### Data records for software interfaces
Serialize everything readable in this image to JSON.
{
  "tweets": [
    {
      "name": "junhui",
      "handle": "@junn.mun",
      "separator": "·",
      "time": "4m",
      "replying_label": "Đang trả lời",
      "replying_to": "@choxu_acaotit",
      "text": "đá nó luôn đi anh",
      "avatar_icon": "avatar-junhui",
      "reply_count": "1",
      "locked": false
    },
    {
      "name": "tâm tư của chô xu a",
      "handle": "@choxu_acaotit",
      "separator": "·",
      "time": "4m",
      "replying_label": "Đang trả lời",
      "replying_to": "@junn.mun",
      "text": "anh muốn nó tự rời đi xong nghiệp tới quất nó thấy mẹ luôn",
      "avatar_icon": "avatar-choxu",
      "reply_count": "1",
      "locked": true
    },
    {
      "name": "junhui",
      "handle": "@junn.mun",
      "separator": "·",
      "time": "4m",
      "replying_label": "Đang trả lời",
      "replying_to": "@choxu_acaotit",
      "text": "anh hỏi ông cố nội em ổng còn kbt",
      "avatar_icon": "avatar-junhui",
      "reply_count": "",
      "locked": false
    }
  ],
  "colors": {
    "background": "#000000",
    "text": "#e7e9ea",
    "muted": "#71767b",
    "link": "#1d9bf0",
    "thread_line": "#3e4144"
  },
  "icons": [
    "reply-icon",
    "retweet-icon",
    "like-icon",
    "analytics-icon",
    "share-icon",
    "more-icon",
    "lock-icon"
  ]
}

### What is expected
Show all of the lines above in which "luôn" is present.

### Answer for this exercise
      "text": "đá nó luôn đi anh",
      "text": "anh muốn nó tự rời đi xong nghiệp tới quất nó thấy mẹ luôn",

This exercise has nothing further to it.